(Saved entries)
*** Begin section ***

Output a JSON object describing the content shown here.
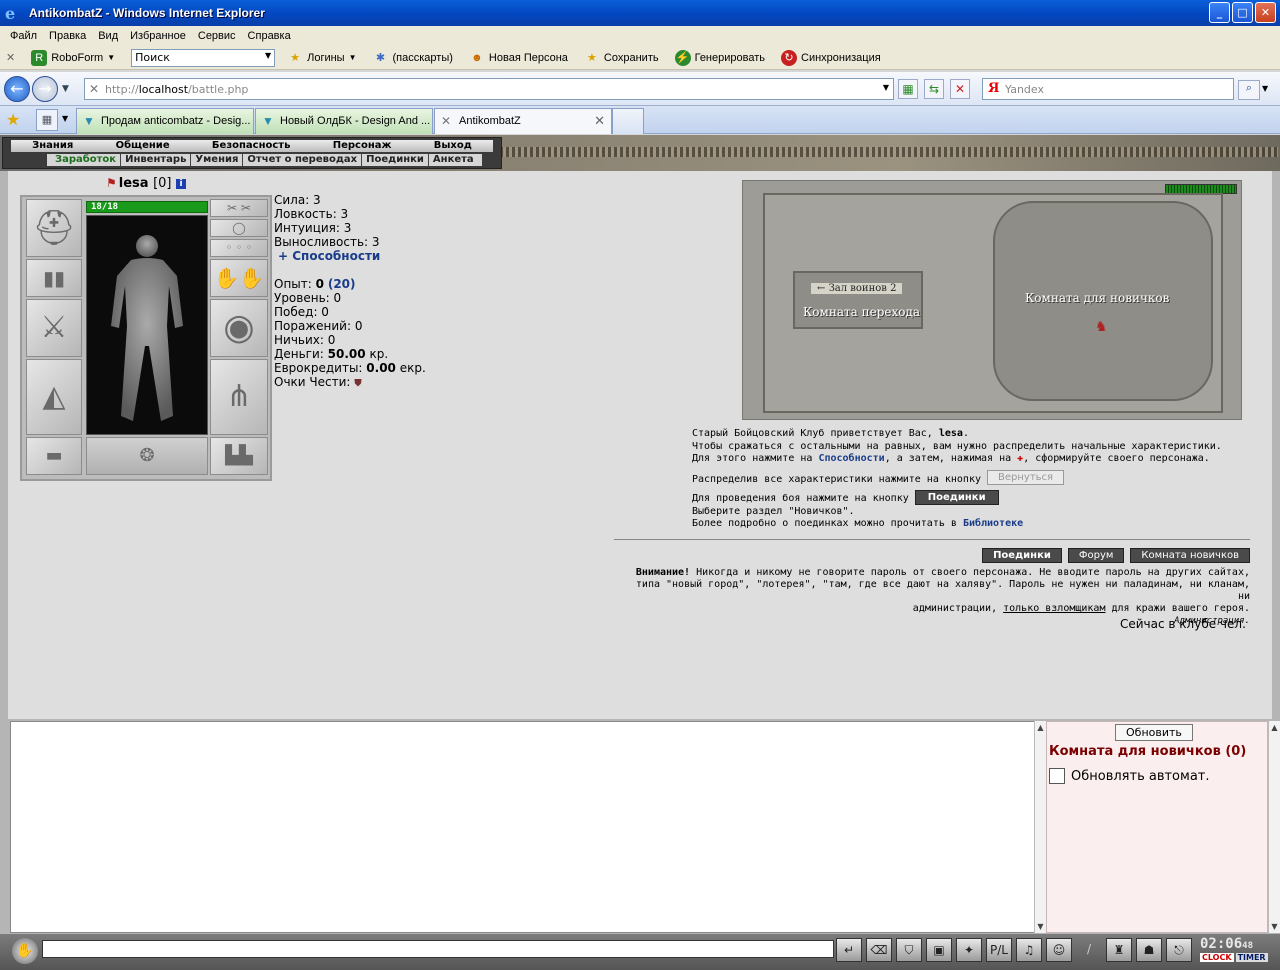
{
  "window": {
    "title": "AntikombatZ - Windows Internet Explorer"
  },
  "menubar": [
    "Файл",
    "Правка",
    "Вид",
    "Избранное",
    "Сервис",
    "Справка"
  ],
  "roboform": {
    "roboform_label": "RoboForm",
    "search_value": "Поиск",
    "logins": "Логины",
    "passcards": "(пасскарты)",
    "new_person": "Новая Персона",
    "save": "Сохранить",
    "generate": "Генерировать",
    "sync": "Синхронизация"
  },
  "address": {
    "prefix": "http://",
    "host": "localhost",
    "path": "/battle.php"
  },
  "search": {
    "placeholder": "Yandex",
    "logo": "Я"
  },
  "tabs": [
    {
      "label": "Продам anticombatz - Desig..."
    },
    {
      "label": "Новый ОлдБК - Design And ..."
    },
    {
      "label": "AntikombatZ"
    }
  ],
  "gamemenu": {
    "top": [
      "Знания",
      "Общение",
      "Безопасность",
      "Персонаж",
      "Выход"
    ],
    "sub": [
      "Заработок",
      "Инвентарь",
      "Умения",
      "Отчет о переводах",
      "Поединки",
      "Анкета"
    ]
  },
  "character": {
    "name": "lesa",
    "level": "[0]",
    "hp": "18/18",
    "stats": [
      {
        "label": "Сила: 3"
      },
      {
        "label": "Ловкость: 3"
      },
      {
        "label": "Интуиция: 3"
      },
      {
        "label": "Выносливость: 3"
      }
    ],
    "abilities_link": "+ Способности",
    "exp_label": "Опыт:",
    "exp_value": "0",
    "exp_next": "(20)",
    "level_line": "Уровень: 0",
    "wins": "Побед: 0",
    "losses": "Поражений: 0",
    "draws": "Ничьих: 0",
    "money_label": "Деньги:",
    "money_value": "50.00",
    "money_unit": "кр.",
    "euro_label": "Еврокредиты:",
    "euro_value": "0.00",
    "euro_unit": "екр.",
    "honor": "Очки Чести:"
  },
  "map": {
    "room1": "Зал воинов 2",
    "room2": "Комната перехода",
    "room3": "Комната для новичков"
  },
  "welcome": {
    "l1a": "Старый Бойцовский Клуб приветствует Вас,",
    "l1b": "lesa",
    "l2": "Чтобы сражаться с остальными на равных, вам нужно распределить начальные характеристики.",
    "l3a": "Для этого нажмите на",
    "l3b": "Способности",
    "l3c": ", а затем, нажимая на",
    "l3d": ", сформируйте своего персонажа.",
    "l4": "Распределив все характеристики нажмите на кнопку",
    "return_btn": "Вернуться",
    "l5": "Для проведения боя нажмите на кнопку",
    "fights_btn": "Поединки",
    "l6": "Выберите раздел \"Новичков\".",
    "l7a": "Более подробно о поединках можно прочитать в",
    "l7b": "Библиотеке"
  },
  "buttons": {
    "fights": "Поединки",
    "forum": "Форум",
    "room": "Комната новичков"
  },
  "warning": {
    "title": "Внимание!",
    "text1": "Никогда и никому не говорите пароль от своего персонажа. Не вводите пароль на других сайтах,",
    "text2": "типа \"новый город\", \"лотерея\", \"там, где все дают на халяву\". Пароль не нужен ни паладинам, ни кланам, ни",
    "text3a": "администрации,",
    "text3b": "только взломщикам",
    "text3c": "для кражи вашего героя.",
    "signature": "Администрация."
  },
  "online": "Сейчас в клубе чел.",
  "room_panel": {
    "refresh": "Обновить",
    "title": "Комната для новичков (0)",
    "auto": "Обновлять автомат."
  },
  "clock": {
    "time": "02:06",
    "sec": "48",
    "clock_label": "CLOCK",
    "timer_label": "TIMER"
  }
}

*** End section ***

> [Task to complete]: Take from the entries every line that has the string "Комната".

> [Reply]:
    "room2": "Комната перехода",
    "room3": "Комната для новичков"
    "room": "Комната новичков"
    "title": "Комната для новичков (0)",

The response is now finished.